New York Times columnist Mark Bittman, who has been steadily producing a superb body of work on the hidden implications of the food we eat, details the “true cost of a cheeseburger” in this column. His accounting is based on the economic concept of “externalities,” defined by Wikipedia as a “cost or benefit that affects a party who did not choose to incur that cost or benefit.” These externalities include pollution, suppressed wages, and obesity, among others.
…Cheeseburgers are the coal of the food world, with externalities in spades; in fact it’s unlikely that producers of cheeseburgers bear the full cost of any aspect of making them. If we acknowledge how much burgers really cost us we might either consume fewer, or force producers to pick up more of the charges or—ideally—both.

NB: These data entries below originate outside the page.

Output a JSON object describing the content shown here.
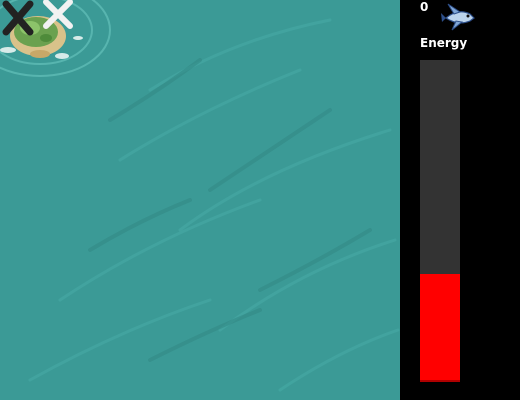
{
  "hud": {
    "score": "0",
    "energy_label": "Energy",
    "energy_level": 0.33,
    "fish_icon": "flying-fish-icon"
  },
  "scene": {
    "ocean_color": "#3b9a96",
    "island_icon": "island-icon",
    "crossed_planks_icon": "crossed-planks-icon"
  },
  "colors": {
    "energy_fill": "#ff0000",
    "energy_track": "#333333",
    "panel": "#000000"
  }
}
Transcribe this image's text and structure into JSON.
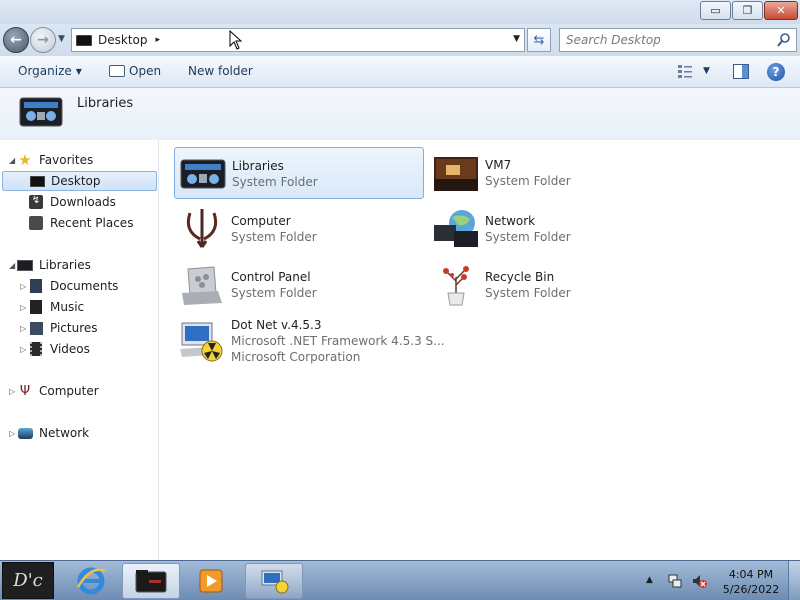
{
  "window": {
    "controls": {
      "minimize": "▭",
      "maximize": "❐",
      "close": "✕"
    }
  },
  "address_bar": {
    "location": "Desktop",
    "separator": "▸"
  },
  "search": {
    "placeholder": "Search Desktop"
  },
  "toolbar": {
    "organize_label": "Organize",
    "open_label": "Open",
    "new_folder_label": "New folder"
  },
  "header": {
    "title": "Libraries"
  },
  "nav_pane": {
    "favorites": {
      "label": "Favorites",
      "items": [
        {
          "label": "Desktop"
        },
        {
          "label": "Downloads"
        },
        {
          "label": "Recent Places"
        }
      ]
    },
    "libraries": {
      "label": "Libraries",
      "items": [
        {
          "label": "Documents"
        },
        {
          "label": "Music"
        },
        {
          "label": "Pictures"
        },
        {
          "label": "Videos"
        }
      ]
    },
    "computer": {
      "label": "Computer"
    },
    "network": {
      "label": "Network"
    }
  },
  "content": {
    "items": [
      {
        "name": "Libraries",
        "type": "System Folder",
        "icon": "libraries-icon"
      },
      {
        "name": "VM7",
        "type": "System Folder",
        "icon": "user-folder-icon"
      },
      {
        "name": "Computer",
        "type": "System Folder",
        "icon": "computer-icon"
      },
      {
        "name": "Network",
        "type": "System Folder",
        "icon": "network-icon"
      },
      {
        "name": "Control Panel",
        "type": "System Folder",
        "icon": "control-panel-icon"
      },
      {
        "name": "Recycle Bin",
        "type": "System Folder",
        "icon": "recycle-bin-icon"
      },
      {
        "name": "Dot Net v.4.5.3",
        "type": "Microsoft .NET Framework 4.5.3 S...",
        "publisher": "Microsoft Corporation",
        "icon": "dotnet-installer-icon"
      }
    ]
  },
  "taskbar": {
    "start_label": "D'c",
    "clock": {
      "time": "4:04 PM",
      "date": "5/26/2022"
    }
  },
  "colors": {
    "selection_border": "#84acdd",
    "selection_fill": "#d8e8fa",
    "taskbar": "#6d8cb3",
    "secondary_text": "#6d6d6d"
  }
}
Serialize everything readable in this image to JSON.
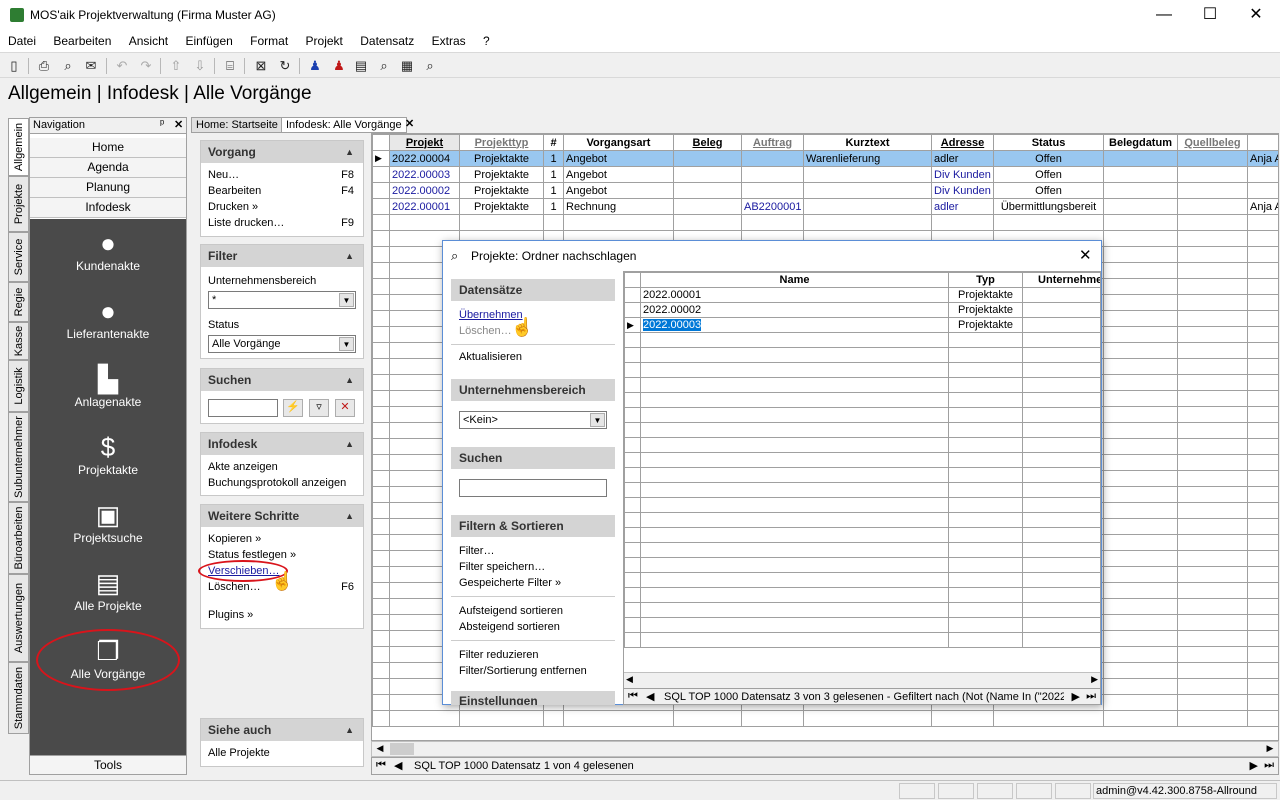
{
  "window": {
    "title": "MOS'aik Projektverwaltung (Firma Muster AG)",
    "minimize": "—",
    "maximize": "☐",
    "close": "✕"
  },
  "menu": [
    "Datei",
    "Bearbeiten",
    "Ansicht",
    "Einfügen",
    "Format",
    "Projekt",
    "Datensatz",
    "Extras",
    "?"
  ],
  "page_title": "Allgemein | Infodesk | Alle Vorgänge",
  "left_tabs": [
    "Allgemein",
    "Projekte",
    "Service",
    "Regie",
    "Kasse",
    "Logistik",
    "Subunternehmer",
    "Büroarbeiten",
    "Auswertungen",
    "Stammdaten"
  ],
  "navigation": {
    "title": "Navigation",
    "pin": "ᵖ",
    "close": "✕",
    "buttons": [
      "Home",
      "Agenda",
      "Planung",
      "Infodesk"
    ],
    "items": [
      {
        "label": "Kundenakte",
        "icon": "person-icon"
      },
      {
        "label": "Lieferantenakte",
        "icon": "supplier-icon"
      },
      {
        "label": "Anlagenakte",
        "icon": "factory-icon"
      },
      {
        "label": "Projektakte",
        "icon": "money-icon"
      },
      {
        "label": "Projektsuche",
        "icon": "folder-search-icon"
      },
      {
        "label": "Alle Projekte",
        "icon": "folders-icon"
      },
      {
        "label": "Alle Vorgänge",
        "icon": "documents-icon"
      }
    ],
    "tools": "Tools"
  },
  "tasks": {
    "vorgang": {
      "title": "Vorgang",
      "items": [
        {
          "label": "Neu…",
          "key": "F8"
        },
        {
          "label": "Bearbeiten",
          "key": "F4"
        },
        {
          "label": "Drucken »",
          "key": ""
        },
        {
          "label": "Liste drucken…",
          "key": "F9"
        }
      ]
    },
    "filter": {
      "title": "Filter",
      "bereich_label": "Unternehmensbereich",
      "bereich_value": "*",
      "status_label": "Status",
      "status_value": "Alle Vorgänge"
    },
    "suchen": {
      "title": "Suchen",
      "value": ""
    },
    "infodesk": {
      "title": "Infodesk",
      "items": [
        "Akte anzeigen",
        "Buchungsprotokoll anzeigen"
      ]
    },
    "weitere": {
      "title": "Weitere Schritte",
      "items": [
        {
          "label": "Kopieren »",
          "key": ""
        },
        {
          "label": "Status festlegen »",
          "key": ""
        },
        {
          "label": "Verschieben…",
          "key": ""
        },
        {
          "label": "Löschen…",
          "key": "F6"
        },
        {
          "label": "Plugins »",
          "key": ""
        }
      ]
    },
    "siehe": {
      "title": "Siehe auch",
      "items": [
        "Alle Projekte"
      ]
    }
  },
  "doc_tabs": [
    "Home: Startseite",
    "Infodesk: Alle Vorgänge"
  ],
  "grid": {
    "columns": [
      "Projekt",
      "Projekttyp",
      "#",
      "Vorgangsart",
      "Beleg",
      "Auftrag",
      "Kurztext",
      "Adresse",
      "Status",
      "Belegdatum",
      "Quellbeleg",
      ""
    ],
    "rows": [
      [
        "2022.00004",
        "Projektakte",
        "1",
        "Angebot",
        "",
        "",
        "Warenlieferung",
        "adler",
        "Offen",
        "",
        "",
        "Anja A"
      ],
      [
        "2022.00003",
        "Projektakte",
        "1",
        "Angebot",
        "",
        "",
        "",
        "Div Kunden",
        "Offen",
        "",
        "",
        ""
      ],
      [
        "2022.00002",
        "Projektakte",
        "1",
        "Angebot",
        "",
        "",
        "",
        "Div Kunden",
        "Offen",
        "",
        "",
        ""
      ],
      [
        "2022.00001",
        "Projektakte",
        "1",
        "Rechnung",
        "",
        "AB2200001",
        "",
        "adler",
        "Übermittlungsbereit",
        "",
        "",
        "Anja A"
      ]
    ],
    "status": "SQL TOP 1000 Datensatz 1 von 4 gelesenen"
  },
  "dialog": {
    "title": "Projekte: Ordner nachschlagen",
    "datensaetze": {
      "title": "Datensätze",
      "items": [
        "Übernehmen",
        "Löschen…",
        "Aktualisieren"
      ]
    },
    "bereich": {
      "title": "Unternehmensbereich",
      "value": "<Kein>"
    },
    "suchen": {
      "title": "Suchen",
      "value": ""
    },
    "filtern": {
      "title": "Filtern & Sortieren",
      "items": [
        "Filter…",
        "Filter speichern…",
        "Gespeicherte Filter »",
        "Aufsteigend sortieren",
        "Absteigend sortieren",
        "Filter reduzieren",
        "Filter/Sortierung entfernen"
      ]
    },
    "einstellungen": {
      "title": "Einstellungen"
    },
    "columns": [
      "Name",
      "Typ",
      "Unternehmen"
    ],
    "rows": [
      [
        "2022.00001",
        "Projektakte"
      ],
      [
        "2022.00002",
        "Projektakte"
      ],
      [
        "2022.00003",
        "Projektakte"
      ]
    ],
    "status": "SQL TOP 1000 Datensatz 3 von 3 gelesenen - Gefiltert nach (Not (Name In (\"2022."
  },
  "statusbar": {
    "user": "admin@v4.42.300.8758-Allround"
  },
  "colors": {
    "highlight": "#99c7f0",
    "link": "#1a1aa0",
    "annotation": "#d9141b",
    "nav_dark": "#4a4a4a"
  }
}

An average cheeseburger costs US$4.49, but according to Bittman’s research, the externalities can amount to as much as an additional US$2.90 per burger. Multiply that by the 16 billion burgers that Americans eat per year, and it becomes obvious that the person who cooks and sells a burger and the person who eats it are not the only economic players affected by that transaction. And that’s just figuring in the externalities that can be empirically calculated; Bittman goes into estimates for those that are not so easily quantified as well.

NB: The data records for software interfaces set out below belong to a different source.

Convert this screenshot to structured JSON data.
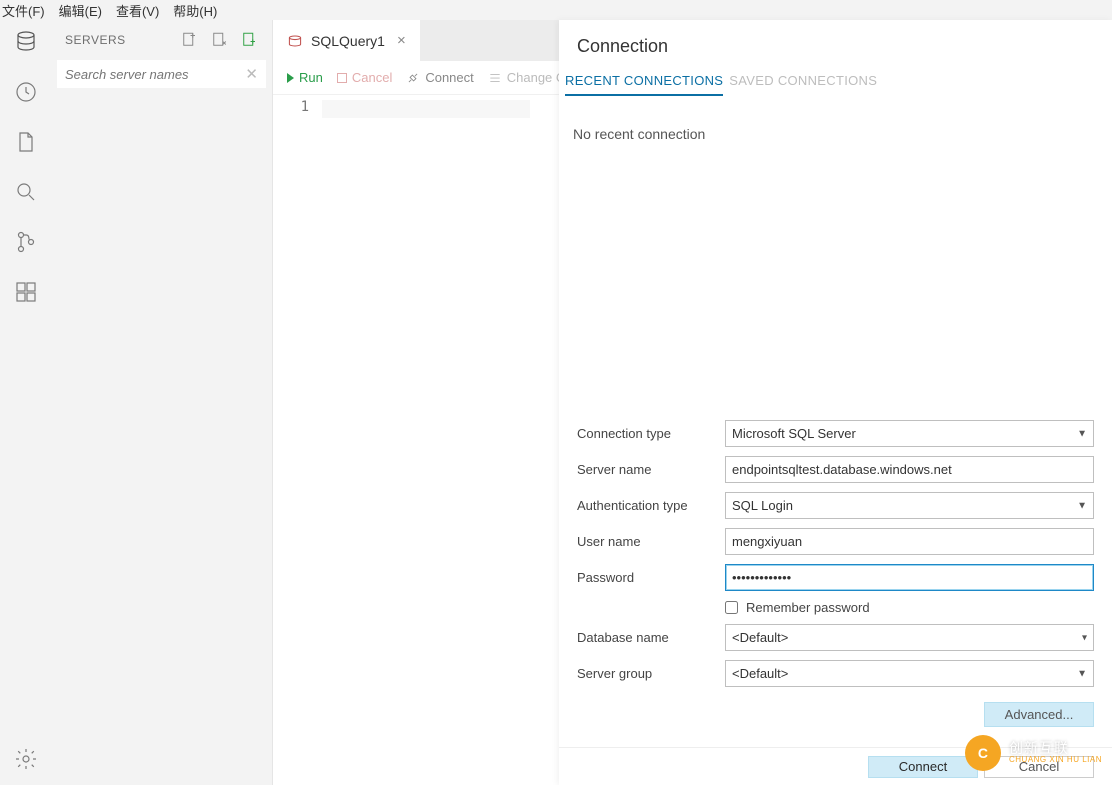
{
  "menu": {
    "file": "文件(F)",
    "edit": "编辑(E)",
    "view": "查看(V)",
    "help": "帮助(H)"
  },
  "sidebar": {
    "title": "SERVERS",
    "search_placeholder": "Search server names"
  },
  "tab": {
    "label": "SQLQuery1"
  },
  "toolbar": {
    "run": "Run",
    "cancel": "Cancel",
    "connect": "Connect",
    "change": "Change Co"
  },
  "editor": {
    "line_no": "1"
  },
  "panel": {
    "title": "Connection",
    "tab_recent": "RECENT CONNECTIONS",
    "tab_saved": "SAVED CONNECTIONS",
    "empty": "No recent connection",
    "labels": {
      "conn_type": "Connection type",
      "server_name": "Server name",
      "auth_type": "Authentication type",
      "user_name": "User name",
      "password": "Password",
      "remember": "Remember password",
      "db_name": "Database name",
      "server_group": "Server group"
    },
    "values": {
      "conn_type": "Microsoft SQL Server",
      "server_name": "endpointsqltest.database.windows.net",
      "auth_type": "SQL Login",
      "user_name": "mengxiyuan",
      "password": "•••••••••••••",
      "db_name": "<Default>",
      "server_group": "<Default>"
    },
    "advanced": "Advanced...",
    "connect_btn": "Connect",
    "cancel_btn": "Cancel"
  },
  "watermark": {
    "big": "创新互联",
    "small": "CHUANG XIN HU LIAN",
    "logo": "C"
  }
}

Last year, burger chains grossed about $70 billion in sales. So it’s not a stretch to say that the external costs of burgers may be as high as, or even outweigh, the ‘benefits’ (if indeed there are any other than profits). If those externalities were borne by their producers rather than by consumers and society at large, the industry would be a highly unprofitable, even silly one. It would either cease to exist or be forced to raise its prices significantly.

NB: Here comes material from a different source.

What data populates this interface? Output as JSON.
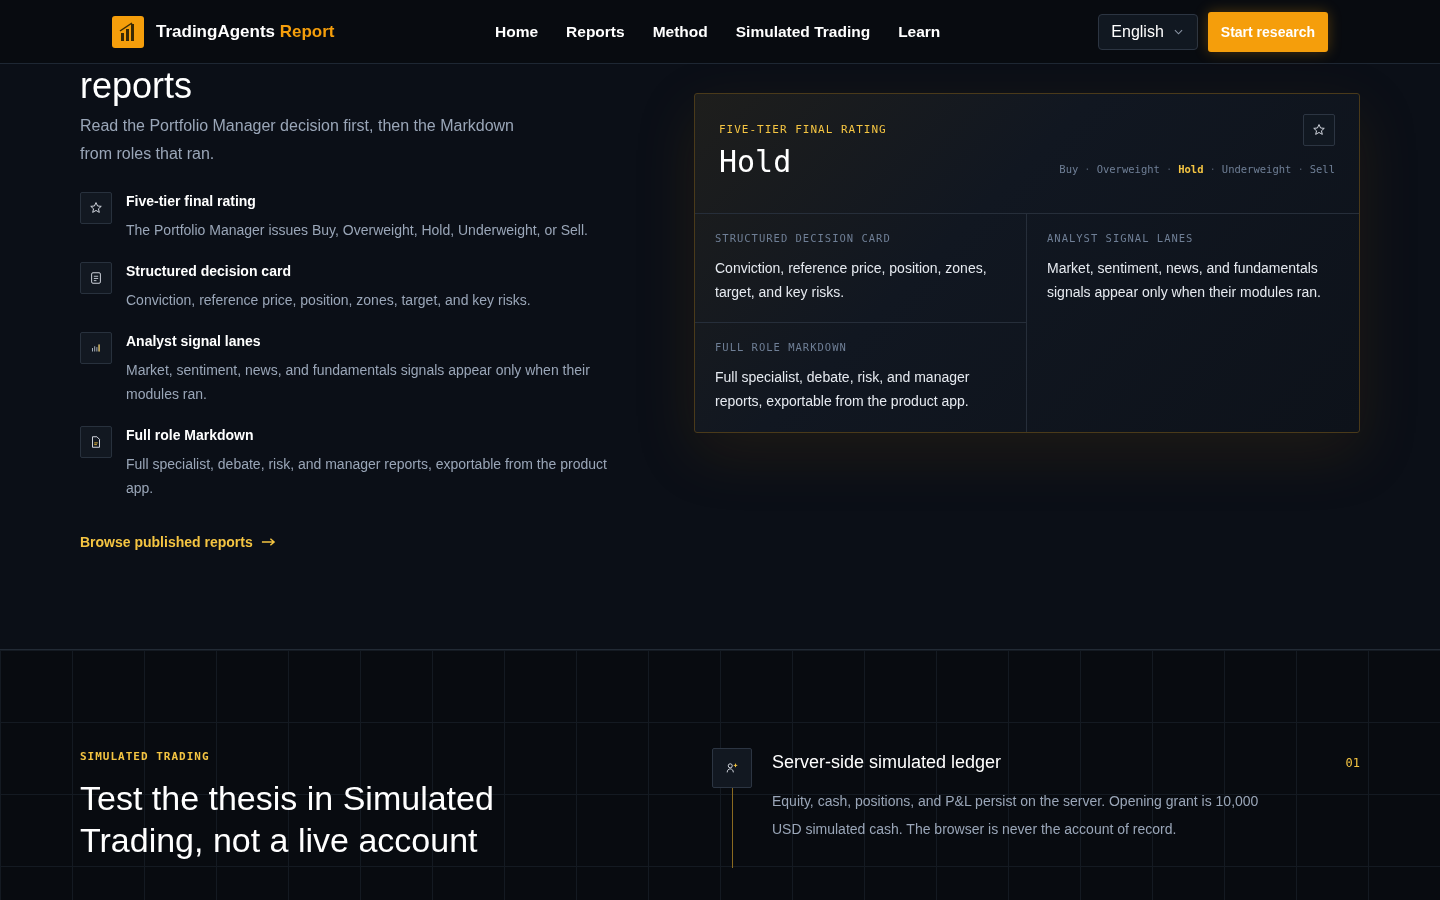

I love a good cheeseburger, but this macro-view gives me pause. Read the full article here.